These examples, Steve argued, constitute “systems change.” Some in the conference room disagreed. “Marriage equality is not systems change! The system, marriage, is still in place – it’s just more inclusive now,” called out a young woman who works for a community foundation in the northeast. “German renewable energy isn’t quite systems change, given how much work the German government still has to do,” expressed a German man from an international fund. Debate erupted. What is systems change, why do we hear that phrase everywhere – and why is it important that we define it?
Scaling Solutions and the Systems Change Conundrum
At RPA, I contribute to an initiative called Scaling Solutions toward Shifting Systems, a multi-year project that encourages funders to place longer-term, adaptive resources to fund scalable solutions that target systemic changes focused on pressing global issues. During year one, we focused on how funders can enable nonprofits and social enterprises to grow their initiatives at significant scale. During year two, one of the deeper dives is toward unpacking systems change: how we define it, how funders can more effectively fund it, and why it is important.

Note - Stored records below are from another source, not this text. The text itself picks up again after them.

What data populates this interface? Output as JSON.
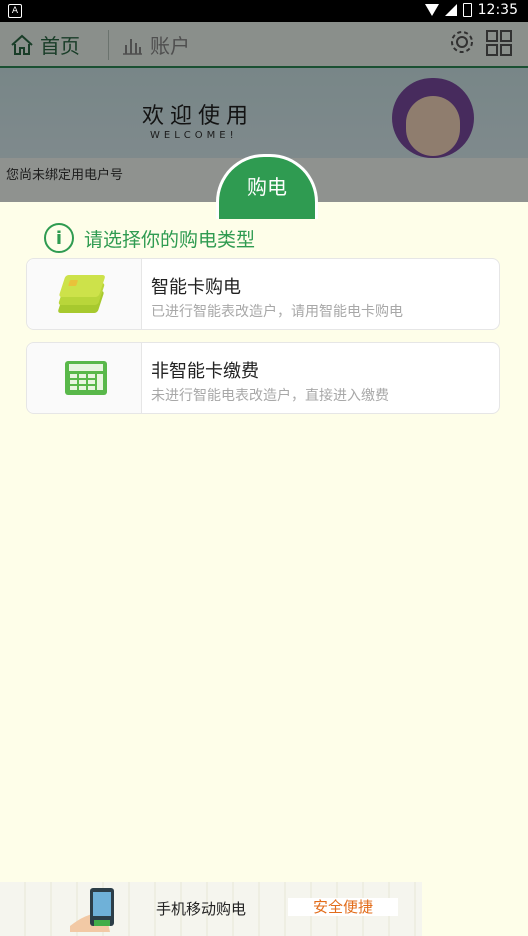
{
  "status_bar": {
    "time": "12:35",
    "notification_icon": "A"
  },
  "background_app": {
    "tabs": {
      "home": "首页",
      "account": "账户"
    },
    "banner": {
      "title": "欢迎使用",
      "subtitle": "WELCOME!"
    },
    "notice": "您尚未绑定用电户号"
  },
  "sheet": {
    "fab_label": "购电",
    "title": "请选择你的购电类型",
    "options": [
      {
        "title": "智能卡购电",
        "desc": "已进行智能表改造户，请用智能电卡购电",
        "icon": "smart-card-icon"
      },
      {
        "title": "非智能卡缴费",
        "desc": "未进行智能电表改造户，直接进入缴费",
        "icon": "calculator-icon"
      }
    ]
  },
  "ad": {
    "text": "手机移动购电",
    "highlight": "安全便捷"
  },
  "colors": {
    "accent": "#2f9b51",
    "dark_header": "#000000",
    "background": "#fefee9"
  }
}
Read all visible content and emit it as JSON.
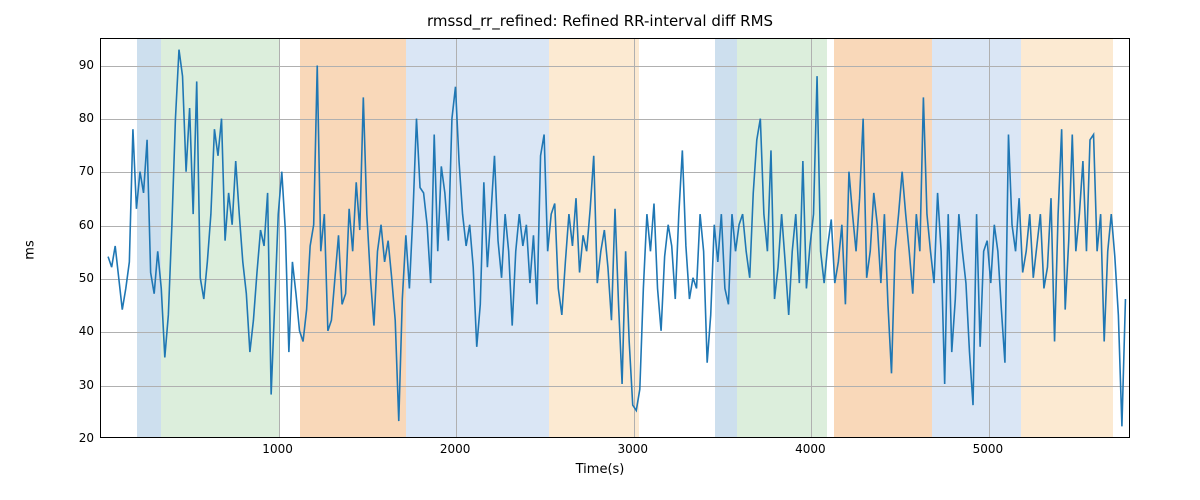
{
  "chart_data": {
    "type": "line",
    "title": "rmssd_rr_refined: Refined RR-interval diff RMS",
    "xlabel": "Time(s)",
    "ylabel": "ms",
    "xlim": [
      0,
      5800
    ],
    "ylim": [
      20,
      95
    ],
    "xticks": [
      1000,
      2000,
      3000,
      4000,
      5000
    ],
    "yticks": [
      20,
      30,
      40,
      50,
      60,
      70,
      80,
      90
    ],
    "series": [
      {
        "name": "rmssd_rr_refined",
        "color": "#1f77b4",
        "x": [
          40,
          60,
          80,
          100,
          120,
          140,
          160,
          180,
          200,
          220,
          240,
          260,
          280,
          300,
          320,
          340,
          360,
          380,
          400,
          420,
          440,
          460,
          480,
          500,
          520,
          540,
          560,
          580,
          600,
          620,
          640,
          660,
          680,
          700,
          720,
          740,
          760,
          780,
          800,
          820,
          840,
          860,
          880,
          900,
          920,
          940,
          960,
          980,
          1000,
          1020,
          1040,
          1060,
          1080,
          1100,
          1120,
          1140,
          1160,
          1180,
          1200,
          1220,
          1240,
          1260,
          1280,
          1300,
          1320,
          1340,
          1360,
          1380,
          1400,
          1420,
          1440,
          1460,
          1480,
          1500,
          1520,
          1540,
          1560,
          1580,
          1600,
          1620,
          1640,
          1660,
          1680,
          1700,
          1720,
          1740,
          1760,
          1780,
          1800,
          1820,
          1840,
          1860,
          1880,
          1900,
          1920,
          1940,
          1960,
          1980,
          2000,
          2020,
          2040,
          2060,
          2080,
          2100,
          2120,
          2140,
          2160,
          2180,
          2200,
          2220,
          2240,
          2260,
          2280,
          2300,
          2320,
          2340,
          2360,
          2380,
          2400,
          2420,
          2440,
          2460,
          2480,
          2500,
          2520,
          2540,
          2560,
          2580,
          2600,
          2620,
          2640,
          2660,
          2680,
          2700,
          2720,
          2740,
          2760,
          2780,
          2800,
          2820,
          2840,
          2860,
          2880,
          2900,
          2920,
          2940,
          2960,
          2980,
          3000,
          3020,
          3040,
          3060,
          3080,
          3100,
          3120,
          3140,
          3160,
          3180,
          3200,
          3220,
          3240,
          3260,
          3280,
          3300,
          3320,
          3340,
          3360,
          3380,
          3400,
          3420,
          3440,
          3460,
          3480,
          3500,
          3520,
          3540,
          3560,
          3580,
          3600,
          3620,
          3640,
          3660,
          3680,
          3700,
          3720,
          3740,
          3760,
          3780,
          3800,
          3820,
          3840,
          3860,
          3880,
          3900,
          3920,
          3940,
          3960,
          3980,
          4000,
          4020,
          4040,
          4060,
          4080,
          4100,
          4120,
          4140,
          4160,
          4180,
          4200,
          4220,
          4240,
          4260,
          4280,
          4300,
          4320,
          4340,
          4360,
          4380,
          4400,
          4420,
          4440,
          4460,
          4480,
          4500,
          4520,
          4540,
          4560,
          4580,
          4600,
          4620,
          4640,
          4660,
          4680,
          4700,
          4720,
          4740,
          4760,
          4780,
          4800,
          4820,
          4840,
          4860,
          4880,
          4900,
          4920,
          4940,
          4960,
          4980,
          5000,
          5020,
          5040,
          5060,
          5080,
          5100,
          5120,
          5140,
          5160,
          5180,
          5200,
          5220,
          5240,
          5260,
          5280,
          5300,
          5320,
          5340,
          5360,
          5380,
          5400,
          5420,
          5440,
          5460,
          5480,
          5500,
          5520,
          5540,
          5560,
          5580,
          5600,
          5620,
          5640,
          5660,
          5680,
          5700,
          5720,
          5740,
          5760,
          5780
        ],
        "y": [
          54,
          52,
          56,
          50,
          44,
          48,
          53,
          78,
          63,
          70,
          66,
          76,
          51,
          47,
          55,
          48,
          35,
          43,
          60,
          80,
          93,
          88,
          70,
          82,
          62,
          87,
          50,
          46,
          53,
          62,
          78,
          73,
          80,
          57,
          66,
          60,
          72,
          62,
          53,
          47,
          36,
          42,
          51,
          59,
          56,
          66,
          28,
          45,
          62,
          70,
          59,
          36,
          53,
          47,
          40,
          38,
          44,
          56,
          60,
          90,
          55,
          62,
          40,
          42,
          50,
          58,
          45,
          47,
          63,
          55,
          68,
          59,
          84,
          62,
          50,
          41,
          55,
          60,
          53,
          57,
          50,
          42,
          23,
          46,
          58,
          48,
          62,
          80,
          67,
          66,
          60,
          49,
          77,
          55,
          71,
          66,
          57,
          80,
          86,
          72,
          62,
          56,
          60,
          52,
          37,
          45,
          68,
          52,
          62,
          73,
          57,
          50,
          62,
          55,
          41,
          55,
          62,
          56,
          60,
          49,
          58,
          45,
          73,
          77,
          55,
          62,
          64,
          48,
          43,
          53,
          62,
          56,
          65,
          51,
          58,
          55,
          63,
          73,
          49,
          55,
          59,
          52,
          42,
          63,
          45,
          30,
          55,
          38,
          26,
          25,
          29,
          48,
          62,
          55,
          64,
          48,
          40,
          54,
          60,
          56,
          46,
          62,
          74,
          56,
          46,
          50,
          48,
          62,
          55,
          34,
          43,
          60,
          53,
          62,
          48,
          45,
          62,
          55,
          60,
          62,
          55,
          50,
          66,
          76,
          80,
          62,
          55,
          74,
          46,
          52,
          62,
          53,
          43,
          55,
          62,
          49,
          72,
          48,
          56,
          62,
          88,
          55,
          49,
          56,
          61,
          49,
          53,
          60,
          45,
          70,
          62,
          55,
          65,
          80,
          50,
          55,
          66,
          60,
          49,
          62,
          45,
          32,
          55,
          62,
          70,
          62,
          55,
          47,
          62,
          55,
          84,
          62,
          55,
          49,
          66,
          55,
          30,
          62,
          36,
          46,
          62,
          55,
          49,
          36,
          26,
          62,
          37,
          55,
          57,
          49,
          60,
          55,
          44,
          34,
          77,
          60,
          55,
          65,
          51,
          55,
          62,
          50,
          56,
          62,
          48,
          52,
          65,
          38,
          62,
          78,
          44,
          57,
          77,
          55,
          62,
          72,
          55,
          76,
          77,
          55,
          62,
          38,
          55,
          62,
          54,
          43,
          22,
          46
        ]
      }
    ],
    "bands": [
      {
        "x0": 200,
        "x1": 340,
        "color": "rgba(112,164,207,0.35)"
      },
      {
        "x0": 340,
        "x1": 1010,
        "color": "rgba(154,205,154,0.35)"
      },
      {
        "x0": 1120,
        "x1": 1720,
        "color": "rgba(243,178,116,0.5)"
      },
      {
        "x0": 1720,
        "x1": 2520,
        "color": "rgba(174,199,232,0.45)"
      },
      {
        "x0": 2520,
        "x1": 3030,
        "color": "rgba(250,213,165,0.5)"
      },
      {
        "x0": 3460,
        "x1": 3580,
        "color": "rgba(112,164,207,0.35)"
      },
      {
        "x0": 3580,
        "x1": 4090,
        "color": "rgba(154,205,154,0.35)"
      },
      {
        "x0": 4130,
        "x1": 4680,
        "color": "rgba(243,178,116,0.5)"
      },
      {
        "x0": 4680,
        "x1": 5180,
        "color": "rgba(174,199,232,0.45)"
      },
      {
        "x0": 5180,
        "x1": 5700,
        "color": "rgba(250,213,165,0.5)"
      }
    ]
  }
}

This project is what brought me to New Orleans to present at the EDGE Funders Alliance conference, a convening of funders and partners to discuss the role of philanthropy towards transformational change.
The session in New Orleans gave us further clarity that the philanthropic sector does not have a consensus around the term “systems change.” For example, EDGE uses a model called “the just transition,” created by Movement Generation in 2016 but with roots in concepts created decades ago to deal with systemic economic shifts. According to the model, systems change (or “transition”) requires “moving from a globalized capitalist industrial economy to linked local living participatory economies that provide well-being for all.” Anything less is not true systems change: it’s just a piece of the puzzle.
At this conference, as well as at Skoll World Forum, we repeatedly heard funders throw around the term “systems change;” it has become a very popular talking point in panels, conversations and grant applications. Despite its frequent use, however, it is rarely defined or has the assumptions on which it is based explained in those contexts. Moreover, many foundation staffers openly say that they avoid using this phrase at board meetings, noting that, “’Systems change’ is a sure fire way to make Board members’ eyes glaze over–especially in an after-lunch session.”
The First Step Towards Achieving Systems Change: Agreeing on a Common Definition
To address this gap, one of our partners at the Skoll Foundation has tasked us with creating that definition. Specifically, we are seeking to clarify the difference between changing a system (e.g., education or climate change) and The System (the entirety of the system we live within, for example the patriarchy or capitalism).
As we learned from the first year of our Scaling Solutions initiative, large-scale change happens when funders collaborate. This begs the question: how can funders collaborate to fund systems change if we can’t even agree on a definition? Without agreement on what we are trying to change, we can’t possibly define success, and without defining success, it is hard to drive consensus on who or what to collectively fund.
With these issues in mind, the research behind Scaling Solutions takes on a new meaning and mission to demystify the notion of systems change and ensure we are all operating under the same definitions and expectations. We want to make “systems change” a more transparent term since we, together with our project partners, believe that this can be a highly effective framework to help philanthropy make a very significant difference in the world. Our first step towards this goal was to review the literature and compile existing definitions of systems change. Up next, we are testing these out with different groups (funders and implementers) in a number of context and countries.
Fulfilling a request we heard from many funders in our first year, we hope to bring a little more clarity to the field – building on the great work that’s been done, and broadening the tent to ultimately make our sector more effective. To stay abreast of our findings, sign up for RPA’s bi-monthly newsletter below.Back to News